§ What needs to be done:
Only the lines that include "programação" should be copied from the data below.

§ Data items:
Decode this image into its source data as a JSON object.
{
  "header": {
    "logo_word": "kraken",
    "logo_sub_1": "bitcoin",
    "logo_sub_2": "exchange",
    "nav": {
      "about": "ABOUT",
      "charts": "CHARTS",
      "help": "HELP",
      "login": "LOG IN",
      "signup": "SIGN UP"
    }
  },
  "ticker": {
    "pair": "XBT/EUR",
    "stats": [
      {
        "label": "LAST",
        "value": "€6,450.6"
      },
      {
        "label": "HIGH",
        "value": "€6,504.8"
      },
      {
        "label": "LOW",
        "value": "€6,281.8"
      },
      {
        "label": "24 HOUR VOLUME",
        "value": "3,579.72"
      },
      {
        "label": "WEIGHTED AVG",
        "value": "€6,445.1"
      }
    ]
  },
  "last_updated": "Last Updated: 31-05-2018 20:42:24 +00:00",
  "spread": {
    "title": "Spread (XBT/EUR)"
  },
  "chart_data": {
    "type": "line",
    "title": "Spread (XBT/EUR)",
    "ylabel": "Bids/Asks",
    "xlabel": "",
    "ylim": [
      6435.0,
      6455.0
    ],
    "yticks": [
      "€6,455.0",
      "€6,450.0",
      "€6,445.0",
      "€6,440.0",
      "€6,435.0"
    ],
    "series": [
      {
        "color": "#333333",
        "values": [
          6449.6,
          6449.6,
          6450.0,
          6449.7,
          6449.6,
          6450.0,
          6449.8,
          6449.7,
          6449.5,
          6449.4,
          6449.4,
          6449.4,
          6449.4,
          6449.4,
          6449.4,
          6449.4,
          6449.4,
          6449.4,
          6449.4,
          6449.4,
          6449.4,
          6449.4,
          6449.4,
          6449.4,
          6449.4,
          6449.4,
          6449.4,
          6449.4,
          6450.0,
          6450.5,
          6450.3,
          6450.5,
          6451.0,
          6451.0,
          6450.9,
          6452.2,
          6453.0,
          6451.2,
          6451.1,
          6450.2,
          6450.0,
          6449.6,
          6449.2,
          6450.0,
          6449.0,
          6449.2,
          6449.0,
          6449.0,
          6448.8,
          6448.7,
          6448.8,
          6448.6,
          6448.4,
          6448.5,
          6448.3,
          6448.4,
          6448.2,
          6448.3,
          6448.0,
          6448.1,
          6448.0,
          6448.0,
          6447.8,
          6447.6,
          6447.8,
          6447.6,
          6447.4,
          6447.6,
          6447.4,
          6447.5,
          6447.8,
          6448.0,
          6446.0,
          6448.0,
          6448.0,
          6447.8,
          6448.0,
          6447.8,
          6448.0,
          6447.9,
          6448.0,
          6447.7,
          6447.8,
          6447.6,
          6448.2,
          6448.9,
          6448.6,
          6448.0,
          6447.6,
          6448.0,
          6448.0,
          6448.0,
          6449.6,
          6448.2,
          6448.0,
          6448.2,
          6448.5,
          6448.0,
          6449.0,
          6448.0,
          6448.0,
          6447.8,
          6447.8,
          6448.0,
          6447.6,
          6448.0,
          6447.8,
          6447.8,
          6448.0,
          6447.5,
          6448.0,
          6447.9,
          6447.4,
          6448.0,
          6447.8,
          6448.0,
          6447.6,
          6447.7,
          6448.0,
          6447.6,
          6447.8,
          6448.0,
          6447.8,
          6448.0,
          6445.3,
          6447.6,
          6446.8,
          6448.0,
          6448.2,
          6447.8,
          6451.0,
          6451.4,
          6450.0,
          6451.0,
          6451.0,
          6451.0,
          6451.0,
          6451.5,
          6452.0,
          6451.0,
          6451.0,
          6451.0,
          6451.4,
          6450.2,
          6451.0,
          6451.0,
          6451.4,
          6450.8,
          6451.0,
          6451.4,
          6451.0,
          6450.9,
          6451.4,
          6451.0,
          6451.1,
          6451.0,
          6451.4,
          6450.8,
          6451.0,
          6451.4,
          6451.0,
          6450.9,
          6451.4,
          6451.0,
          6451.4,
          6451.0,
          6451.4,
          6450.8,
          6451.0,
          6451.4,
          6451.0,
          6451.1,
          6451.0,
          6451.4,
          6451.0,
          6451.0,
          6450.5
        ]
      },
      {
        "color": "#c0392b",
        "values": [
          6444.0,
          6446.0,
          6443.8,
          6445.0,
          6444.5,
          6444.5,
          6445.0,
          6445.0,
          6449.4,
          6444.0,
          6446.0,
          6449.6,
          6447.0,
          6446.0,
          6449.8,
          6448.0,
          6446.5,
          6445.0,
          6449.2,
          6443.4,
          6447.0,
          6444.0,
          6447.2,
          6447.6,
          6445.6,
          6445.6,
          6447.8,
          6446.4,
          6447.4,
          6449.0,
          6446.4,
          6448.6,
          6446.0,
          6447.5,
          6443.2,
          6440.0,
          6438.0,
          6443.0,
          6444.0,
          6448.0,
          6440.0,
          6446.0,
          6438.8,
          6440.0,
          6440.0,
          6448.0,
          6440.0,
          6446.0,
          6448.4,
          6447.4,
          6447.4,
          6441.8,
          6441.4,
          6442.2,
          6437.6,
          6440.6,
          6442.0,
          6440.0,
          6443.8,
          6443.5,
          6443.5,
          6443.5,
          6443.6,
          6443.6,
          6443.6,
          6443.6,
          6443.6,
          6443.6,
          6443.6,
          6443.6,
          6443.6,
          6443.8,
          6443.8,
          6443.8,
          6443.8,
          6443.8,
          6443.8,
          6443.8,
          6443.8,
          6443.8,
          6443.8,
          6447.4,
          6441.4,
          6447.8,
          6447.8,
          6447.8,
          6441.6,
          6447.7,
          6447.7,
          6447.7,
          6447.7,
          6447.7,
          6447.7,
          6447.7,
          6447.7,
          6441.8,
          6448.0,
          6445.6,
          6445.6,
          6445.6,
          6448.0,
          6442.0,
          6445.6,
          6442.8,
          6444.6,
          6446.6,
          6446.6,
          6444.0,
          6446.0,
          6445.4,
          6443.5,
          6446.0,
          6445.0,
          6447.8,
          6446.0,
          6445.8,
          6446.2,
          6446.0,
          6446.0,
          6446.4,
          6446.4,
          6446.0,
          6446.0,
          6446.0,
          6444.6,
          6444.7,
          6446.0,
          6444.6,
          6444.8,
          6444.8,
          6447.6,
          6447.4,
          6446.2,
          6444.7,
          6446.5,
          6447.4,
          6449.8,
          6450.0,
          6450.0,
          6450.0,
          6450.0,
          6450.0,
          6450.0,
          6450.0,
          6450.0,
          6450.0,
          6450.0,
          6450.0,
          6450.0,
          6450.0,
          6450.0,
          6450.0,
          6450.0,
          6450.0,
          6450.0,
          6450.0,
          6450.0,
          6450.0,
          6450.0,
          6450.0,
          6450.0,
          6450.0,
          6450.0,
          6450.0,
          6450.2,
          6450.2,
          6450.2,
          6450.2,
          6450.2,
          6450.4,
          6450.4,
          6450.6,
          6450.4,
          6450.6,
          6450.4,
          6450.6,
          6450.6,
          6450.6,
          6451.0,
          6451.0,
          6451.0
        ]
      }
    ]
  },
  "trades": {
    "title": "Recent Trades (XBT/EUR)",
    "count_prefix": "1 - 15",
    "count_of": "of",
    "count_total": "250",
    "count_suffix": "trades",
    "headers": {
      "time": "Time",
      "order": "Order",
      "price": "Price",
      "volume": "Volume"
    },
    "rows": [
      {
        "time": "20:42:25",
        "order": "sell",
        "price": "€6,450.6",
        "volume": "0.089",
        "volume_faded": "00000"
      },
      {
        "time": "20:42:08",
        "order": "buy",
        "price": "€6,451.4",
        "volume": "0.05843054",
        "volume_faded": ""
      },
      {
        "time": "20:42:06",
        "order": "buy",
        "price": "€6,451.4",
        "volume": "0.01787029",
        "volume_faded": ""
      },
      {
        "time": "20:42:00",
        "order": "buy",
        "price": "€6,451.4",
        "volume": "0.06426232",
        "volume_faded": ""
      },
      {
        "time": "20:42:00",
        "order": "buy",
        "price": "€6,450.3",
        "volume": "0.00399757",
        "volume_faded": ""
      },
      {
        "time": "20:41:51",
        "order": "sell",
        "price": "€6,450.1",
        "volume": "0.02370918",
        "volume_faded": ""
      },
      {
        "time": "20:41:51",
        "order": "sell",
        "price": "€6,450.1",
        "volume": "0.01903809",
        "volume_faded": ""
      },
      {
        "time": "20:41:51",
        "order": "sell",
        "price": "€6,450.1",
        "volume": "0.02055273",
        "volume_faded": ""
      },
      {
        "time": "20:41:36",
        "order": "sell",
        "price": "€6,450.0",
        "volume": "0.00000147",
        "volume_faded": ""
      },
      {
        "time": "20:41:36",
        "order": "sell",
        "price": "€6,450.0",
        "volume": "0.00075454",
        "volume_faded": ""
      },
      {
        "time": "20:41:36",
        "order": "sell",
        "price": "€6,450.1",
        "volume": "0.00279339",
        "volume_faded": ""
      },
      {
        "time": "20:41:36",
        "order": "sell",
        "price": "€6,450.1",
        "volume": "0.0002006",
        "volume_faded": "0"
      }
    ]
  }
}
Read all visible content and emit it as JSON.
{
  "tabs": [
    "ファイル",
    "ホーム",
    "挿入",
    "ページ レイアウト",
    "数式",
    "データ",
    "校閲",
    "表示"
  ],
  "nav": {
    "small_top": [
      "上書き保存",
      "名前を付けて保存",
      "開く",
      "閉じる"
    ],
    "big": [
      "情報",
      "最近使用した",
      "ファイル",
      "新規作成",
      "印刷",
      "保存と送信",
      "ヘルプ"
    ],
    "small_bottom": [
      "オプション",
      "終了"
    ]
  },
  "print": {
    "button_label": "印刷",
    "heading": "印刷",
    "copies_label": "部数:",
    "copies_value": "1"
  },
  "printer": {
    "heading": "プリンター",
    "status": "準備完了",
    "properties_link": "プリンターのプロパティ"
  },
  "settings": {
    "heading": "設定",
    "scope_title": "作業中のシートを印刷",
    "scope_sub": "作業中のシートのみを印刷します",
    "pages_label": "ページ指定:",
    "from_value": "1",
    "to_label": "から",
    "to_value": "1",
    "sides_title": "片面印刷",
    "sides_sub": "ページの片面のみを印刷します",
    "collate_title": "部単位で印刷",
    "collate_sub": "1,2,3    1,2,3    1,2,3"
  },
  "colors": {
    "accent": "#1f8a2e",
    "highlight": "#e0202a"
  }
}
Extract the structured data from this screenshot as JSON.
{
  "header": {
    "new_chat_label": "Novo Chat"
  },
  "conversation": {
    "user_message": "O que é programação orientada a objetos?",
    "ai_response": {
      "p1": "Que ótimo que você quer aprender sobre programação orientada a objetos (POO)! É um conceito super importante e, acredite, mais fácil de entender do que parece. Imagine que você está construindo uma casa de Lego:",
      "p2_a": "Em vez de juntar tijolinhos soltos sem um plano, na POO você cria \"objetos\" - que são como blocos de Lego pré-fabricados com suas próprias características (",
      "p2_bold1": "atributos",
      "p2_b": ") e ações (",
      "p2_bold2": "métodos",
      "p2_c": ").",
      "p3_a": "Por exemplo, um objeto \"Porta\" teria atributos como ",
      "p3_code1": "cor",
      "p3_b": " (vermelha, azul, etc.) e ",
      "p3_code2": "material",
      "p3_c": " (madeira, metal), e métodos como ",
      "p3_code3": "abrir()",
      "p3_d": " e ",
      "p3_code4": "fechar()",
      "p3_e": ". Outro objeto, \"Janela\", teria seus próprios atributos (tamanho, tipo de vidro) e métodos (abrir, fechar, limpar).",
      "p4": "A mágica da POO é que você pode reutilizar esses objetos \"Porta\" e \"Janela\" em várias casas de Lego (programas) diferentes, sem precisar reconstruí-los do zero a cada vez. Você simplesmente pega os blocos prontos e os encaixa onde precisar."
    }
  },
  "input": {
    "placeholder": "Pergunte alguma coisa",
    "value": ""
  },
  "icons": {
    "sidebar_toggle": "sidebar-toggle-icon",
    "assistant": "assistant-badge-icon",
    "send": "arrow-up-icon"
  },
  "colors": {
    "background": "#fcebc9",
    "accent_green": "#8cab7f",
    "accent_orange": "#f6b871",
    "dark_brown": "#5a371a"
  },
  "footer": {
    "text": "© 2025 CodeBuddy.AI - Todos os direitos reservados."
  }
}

§ Solution to this problem:
    "user_message": "O que é programação orientada a objetos?",
      "p1": "Que ótimo que você quer aprender sobre programação orientada a objetos (POO)! É um conceito super importante e, acredite, mais fácil de entender do que parece. Imagine que você está construindo uma casa de Lego:",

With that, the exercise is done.